Also, this parameter is not quite intuitive. Because the numbers tell ReplicatorG what its current position is, changing the numbers has a non-intuitive effect. To be more specific, here is the effect of changing the numbers:

INCREASING the Z, will set the starting layer height LOWER because ReplicatorG thinks its starting from a higher distance.
DECREASING the Z will set the starting layer height HIGHER because ReplicatorG thinks its starting from a lower distance.

Therefore, when you adjust your starting distance DOWN to get your layers to stick, you will need to slightly INCREASE the Z number. I prefer to adjust that number in increments of 0.2mm.

Step 6: Test and Repeat

You can manually adjust the G92 line in your GCode file and then print the file. This will allow you to adjust the Z height without re-slicing the file. Make small adjustments, print the file, and then try again. Once you have the correct G92 settings, open your start.gcode file which is located at: replicatorg-0023/skein_engines/skeinforge-35/skeinforge_application/prefs/YOUR-PROFILE-NAME/alterations/start.gcode

Remember: once you change the start.gcode, you will need to regenerate any GCode for models that you want to print using the Raftless technique.

Step 7: Print and Trim

One of the only downsides to Raftless printing is that the first few layers bulge out slightly. This is because the first layer is slowed down, and Skeinforge has no support for automatically moving the first layer in to compensate. Hopefully it will be fixed in some future version, but for now it is very simple to trim the first layer with an exacto knife to get the proper size.

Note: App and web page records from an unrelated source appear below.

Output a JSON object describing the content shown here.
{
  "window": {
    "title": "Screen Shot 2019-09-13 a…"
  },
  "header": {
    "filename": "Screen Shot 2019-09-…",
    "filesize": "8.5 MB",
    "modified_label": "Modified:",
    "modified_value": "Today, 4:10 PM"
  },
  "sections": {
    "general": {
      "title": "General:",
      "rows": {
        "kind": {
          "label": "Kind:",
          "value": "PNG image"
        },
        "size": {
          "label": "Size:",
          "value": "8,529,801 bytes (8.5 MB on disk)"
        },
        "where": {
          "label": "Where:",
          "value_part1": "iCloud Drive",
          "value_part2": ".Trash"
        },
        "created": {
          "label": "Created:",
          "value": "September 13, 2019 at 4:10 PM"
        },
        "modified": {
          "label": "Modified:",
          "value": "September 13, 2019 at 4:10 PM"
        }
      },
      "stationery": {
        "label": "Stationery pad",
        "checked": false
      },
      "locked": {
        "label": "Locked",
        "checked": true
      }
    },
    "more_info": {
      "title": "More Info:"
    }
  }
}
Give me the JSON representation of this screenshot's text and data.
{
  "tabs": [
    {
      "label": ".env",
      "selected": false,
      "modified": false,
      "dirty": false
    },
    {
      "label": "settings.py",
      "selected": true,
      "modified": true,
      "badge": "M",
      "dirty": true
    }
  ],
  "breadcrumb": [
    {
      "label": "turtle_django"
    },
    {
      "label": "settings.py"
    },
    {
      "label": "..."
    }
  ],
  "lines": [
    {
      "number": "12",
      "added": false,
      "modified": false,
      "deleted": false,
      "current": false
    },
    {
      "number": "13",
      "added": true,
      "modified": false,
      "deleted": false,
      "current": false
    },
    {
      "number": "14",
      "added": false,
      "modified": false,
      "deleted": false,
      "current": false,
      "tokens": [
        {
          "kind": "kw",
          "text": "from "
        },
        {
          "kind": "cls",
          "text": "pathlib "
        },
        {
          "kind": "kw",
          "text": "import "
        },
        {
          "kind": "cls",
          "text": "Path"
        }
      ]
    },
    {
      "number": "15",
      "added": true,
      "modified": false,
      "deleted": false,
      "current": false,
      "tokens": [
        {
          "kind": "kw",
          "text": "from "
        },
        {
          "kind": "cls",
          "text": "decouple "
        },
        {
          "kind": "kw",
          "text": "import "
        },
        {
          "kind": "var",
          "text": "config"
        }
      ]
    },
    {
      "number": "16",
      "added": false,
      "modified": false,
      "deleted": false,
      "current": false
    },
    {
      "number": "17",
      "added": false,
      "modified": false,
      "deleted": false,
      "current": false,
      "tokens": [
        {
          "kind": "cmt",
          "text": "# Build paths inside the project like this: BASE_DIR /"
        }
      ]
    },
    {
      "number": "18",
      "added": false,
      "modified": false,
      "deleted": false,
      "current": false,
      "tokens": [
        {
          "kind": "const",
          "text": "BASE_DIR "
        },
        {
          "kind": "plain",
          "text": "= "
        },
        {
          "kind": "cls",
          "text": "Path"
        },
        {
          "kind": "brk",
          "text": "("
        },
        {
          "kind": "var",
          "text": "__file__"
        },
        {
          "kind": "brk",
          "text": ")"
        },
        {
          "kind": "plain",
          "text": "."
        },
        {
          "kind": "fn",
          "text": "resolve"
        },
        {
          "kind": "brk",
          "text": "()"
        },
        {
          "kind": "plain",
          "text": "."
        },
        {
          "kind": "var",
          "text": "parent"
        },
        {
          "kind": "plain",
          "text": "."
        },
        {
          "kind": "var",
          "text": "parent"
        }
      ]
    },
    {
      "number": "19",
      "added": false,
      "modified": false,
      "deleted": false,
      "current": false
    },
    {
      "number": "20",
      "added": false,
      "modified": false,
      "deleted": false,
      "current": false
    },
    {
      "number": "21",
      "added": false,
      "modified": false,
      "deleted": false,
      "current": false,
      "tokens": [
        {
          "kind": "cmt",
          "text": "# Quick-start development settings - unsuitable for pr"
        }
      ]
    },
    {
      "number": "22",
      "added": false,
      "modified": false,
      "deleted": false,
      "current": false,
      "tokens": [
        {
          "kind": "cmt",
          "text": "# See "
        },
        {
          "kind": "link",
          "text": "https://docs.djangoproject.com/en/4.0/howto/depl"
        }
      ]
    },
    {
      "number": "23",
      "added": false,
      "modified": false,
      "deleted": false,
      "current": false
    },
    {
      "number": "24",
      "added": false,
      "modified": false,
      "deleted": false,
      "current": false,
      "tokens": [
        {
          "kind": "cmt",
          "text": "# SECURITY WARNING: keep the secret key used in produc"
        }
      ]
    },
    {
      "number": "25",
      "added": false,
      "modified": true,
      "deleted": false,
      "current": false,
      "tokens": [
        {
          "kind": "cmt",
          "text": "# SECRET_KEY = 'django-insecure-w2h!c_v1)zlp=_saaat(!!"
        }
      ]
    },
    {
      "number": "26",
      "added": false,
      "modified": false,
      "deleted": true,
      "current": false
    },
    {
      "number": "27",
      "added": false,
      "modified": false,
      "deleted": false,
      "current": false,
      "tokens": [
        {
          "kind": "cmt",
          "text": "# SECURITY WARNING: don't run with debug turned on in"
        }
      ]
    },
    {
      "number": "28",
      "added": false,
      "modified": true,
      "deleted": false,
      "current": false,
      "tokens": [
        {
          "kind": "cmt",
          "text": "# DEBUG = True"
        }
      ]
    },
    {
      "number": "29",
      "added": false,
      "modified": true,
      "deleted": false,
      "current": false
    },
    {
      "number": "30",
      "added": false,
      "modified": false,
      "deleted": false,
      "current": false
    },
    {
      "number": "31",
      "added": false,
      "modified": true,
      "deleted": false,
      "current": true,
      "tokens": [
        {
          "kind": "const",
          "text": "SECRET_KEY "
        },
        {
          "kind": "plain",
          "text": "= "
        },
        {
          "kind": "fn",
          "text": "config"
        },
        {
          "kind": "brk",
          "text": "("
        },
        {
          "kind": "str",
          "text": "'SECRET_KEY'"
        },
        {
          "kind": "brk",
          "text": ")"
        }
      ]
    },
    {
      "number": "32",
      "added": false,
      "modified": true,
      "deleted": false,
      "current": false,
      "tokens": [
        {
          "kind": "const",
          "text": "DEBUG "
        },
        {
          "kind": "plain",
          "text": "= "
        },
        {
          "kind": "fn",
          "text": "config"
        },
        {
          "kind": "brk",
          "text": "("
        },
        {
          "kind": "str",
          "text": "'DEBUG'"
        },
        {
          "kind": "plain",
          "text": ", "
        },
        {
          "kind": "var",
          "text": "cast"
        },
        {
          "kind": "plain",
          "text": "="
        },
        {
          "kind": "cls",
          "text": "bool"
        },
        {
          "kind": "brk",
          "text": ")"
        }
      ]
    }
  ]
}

Unless otherwise stated, the content of this page is licensed under GNU Free Documentation License.